It is safe to assume that no one at the CDC has ever had a toddler. If they had, they would know their new guidance for daycare centers and preschools is insane. Not just from a scientific perspective but from a feasibility perspective. The new recommendations may also make you wonder why CDC guidance is getting more restrictive in light of increasing levels of vaccination and waning cases.
The new CDC guidance calls for mask-wearing for children aged two and older:
Everyone 2 years and older should wear a mask covering their mouth and nose when around people who do not live in their household, except when eating or sleeping.
Anyone who thinks two-, three-, and four-year-olds are going to tolerate this has never met one. In a stunning statement, it goes on to say:
…even after childcare providers and staff are vaccinated, there will be a need to continue prevention measures for the foreseeable future, including wearing masks, physical distancing and other important prevention strategies outlined in this guidance document.
This recommendation is in opposition to everything we are learning about the effectiveness of vaccines. In seven large-scale trials, not a single person who received the vaccination has suffered from severe illness or death. From USA Today:
All seven COVID-19 vaccines that have completed large efficacy trials — Pfizer, Moderna, Johnson & Johnson, Novavax, AstraZeneca, Sputnik V and Sinovac — appear to be 100% effective for serious complications. Not one vaccinated person has gotten sick enough to require hospitalization. Not a single vaccinated person has died of COVID-19.
Additionally, Moderna and Pfizer had 94.1% and 95% effectiveness respectively against mild illness. The Johnson and Johnson vaccine demonstrated 72% effectiveness against the same in the United States. These are the three brands currently being distributed under an Emergency Use Authorization (EUA) from the FDA.
Israel’s real-world experience displays similar results. The country has vaccinated 45% of its population. Through March 6th, 14 days after the second dose of the Pfizer vaccine, they found:
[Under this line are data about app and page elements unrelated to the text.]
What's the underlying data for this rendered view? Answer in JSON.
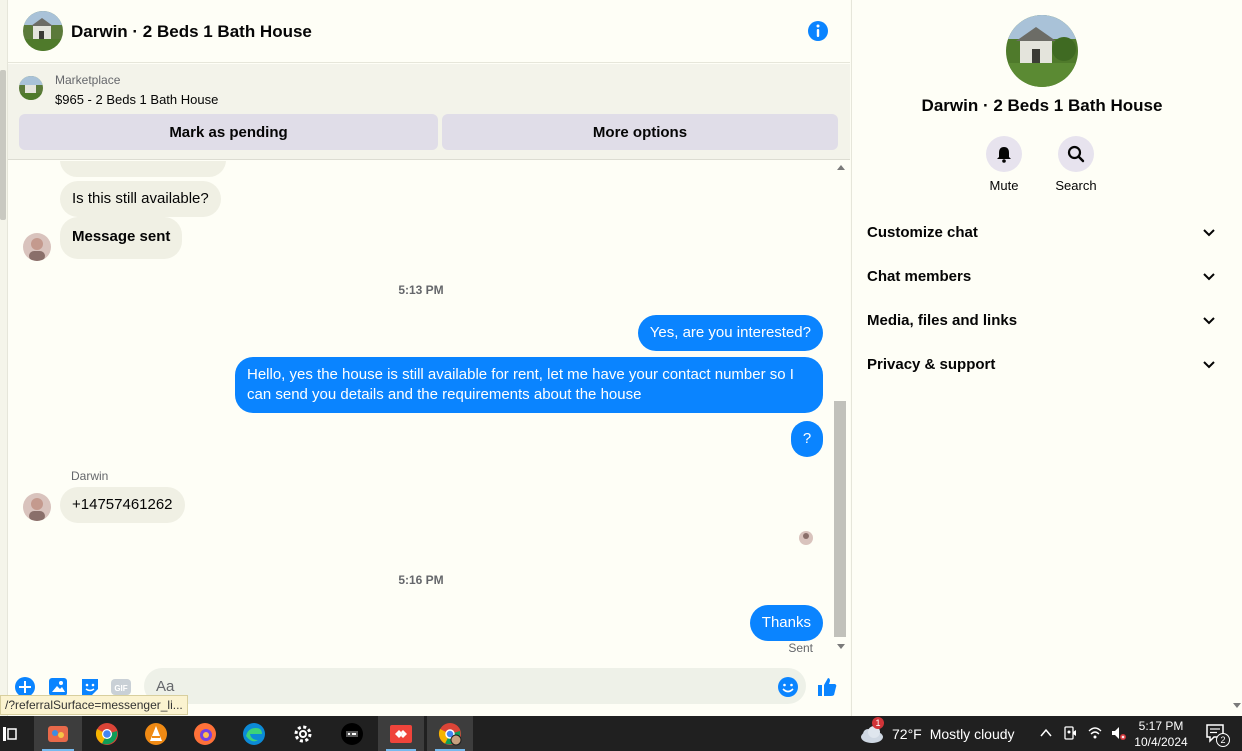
{
  "chat": {
    "title": "Darwin · 2 Beds 1 Bath House",
    "marketplace_label": "Marketplace",
    "listing_price_title": "$965 - 2 Beds 1 Bath House",
    "mark_pending_label": "Mark as pending",
    "more_options_label": "More options"
  },
  "messages": {
    "incoming_1": "Is this still available?",
    "incoming_2": "Message sent",
    "time_1": "5:13 PM",
    "outgoing_1": "Yes, are you interested?",
    "outgoing_2": "Hello, yes the house is still available for rent, let me have your contact number so I can send you details and the requirements about the house",
    "outgoing_3": "?",
    "sender_name": "Darwin",
    "incoming_3": "+14757461262",
    "time_2": "5:16 PM",
    "outgoing_4": "Thanks",
    "sent_status": "Sent"
  },
  "composer": {
    "placeholder": "Aa",
    "link_preview": "/?referralSurface=messenger_li..."
  },
  "panel": {
    "name": "Darwin · 2 Beds 1 Bath House",
    "mute_label": "Mute",
    "search_label": "Search",
    "sections": [
      "Customize chat",
      "Chat members",
      "Media, files and links",
      "Privacy & support"
    ]
  },
  "taskbar": {
    "weather_temp": "72°F",
    "weather_desc": "Mostly cloudy",
    "weather_badge": "1",
    "time": "5:17 PM",
    "date": "10/4/2024",
    "notification_count": "2"
  },
  "colors": {
    "accent": "#0a84ff",
    "background": "#fefef6",
    "taskbar": "#202020"
  }
}
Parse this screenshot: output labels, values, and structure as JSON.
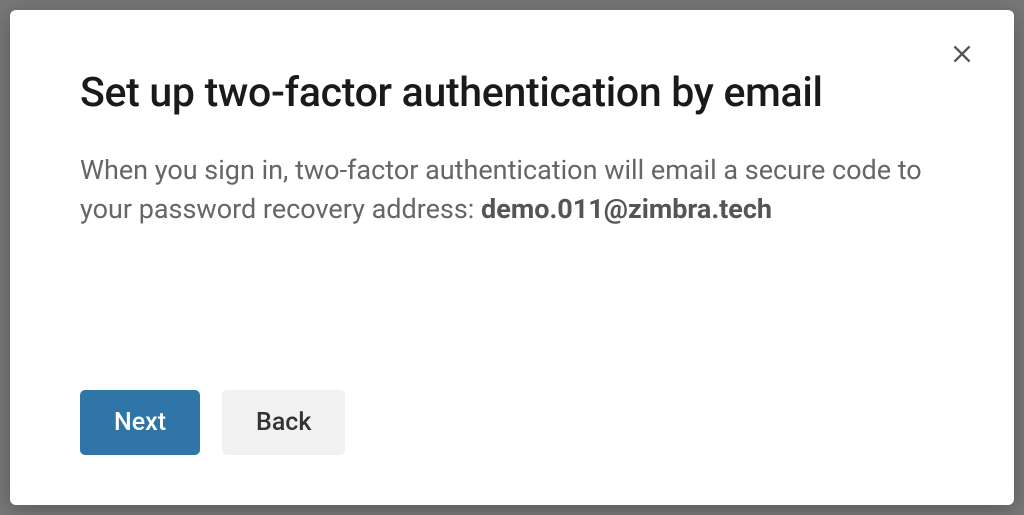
{
  "dialog": {
    "title": "Set up two-factor authentication by email",
    "description_prefix": "When you sign in, two-factor authentication will email a secure code to your password recovery address: ",
    "recovery_email": "demo.011@zimbra.tech",
    "buttons": {
      "next": "Next",
      "back": "Back"
    }
  }
}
- 97% effectiveness against symptomatic COVID-19, hospitalizations, severe and critical disease, and deaths.
- 94% effective against asymptomatic SARS-CoV-2 infection.
- The risk of death was too small to be calculated seven days after the second dose.
We also know the risk stratification for severe illness and death with COVID-19, according to the CDC. It is significantly correlated with advanced age, which would not be the bulk of the population providing daycare and preschool services. Additionally, I would assume that President Biden would not mislead a child. At a recent town hall, he told 8-year-old Layla, who was worried about catching COVID and dying or giving it to her parents:
First of all, kids don’t get COVID very often. It’s unusual for that to happen. Children aren’t the people most likely to get COVID….You’re the safest group of people in the world, number one. Number two you’re not likely to be exposed and spread it to mommy and daddy. And it’s not likely mommy and daddy are able to spread it to you either.
Questions for a town hall are scripted, and their answers are too. Biden articulated an accurate summary of all of the research to date on young children and COVID-19. It is also consistent with comments made by Dr. Anthony Fauci during congressional testimony in November of 2020.
After a year of living with COVID-19 and increasing vaccination, it is high time for the CDC to make balanced risk-based assessments. Given the exceptionally low risk of a severe outcome in a daycare or pre-school setting, should we be more concerned with young children’s social and emotional development? Toddlers learn social cues and language by seeing people’s facial expressions and watching them articulate words. Our children’s education has suffered broadly over the last twelve months, and as a society, we should be looking to mitigate further losses as quickly as possible.
Unless the CDC has information about COVID-19 it has not shared with the public, this guidance is difficult to understand. In light of everything they have shared, it is cautious in the extreme for healthy children and childcare providers. Teaching handwashing, hygiene, and taking extra care with cleaning and disinfection all make sense. With warmer weather, opening windows and increasing ventilation, or spending more time outdoors are all reasonable guidelines. Keeping toddlers’ faces covered is not.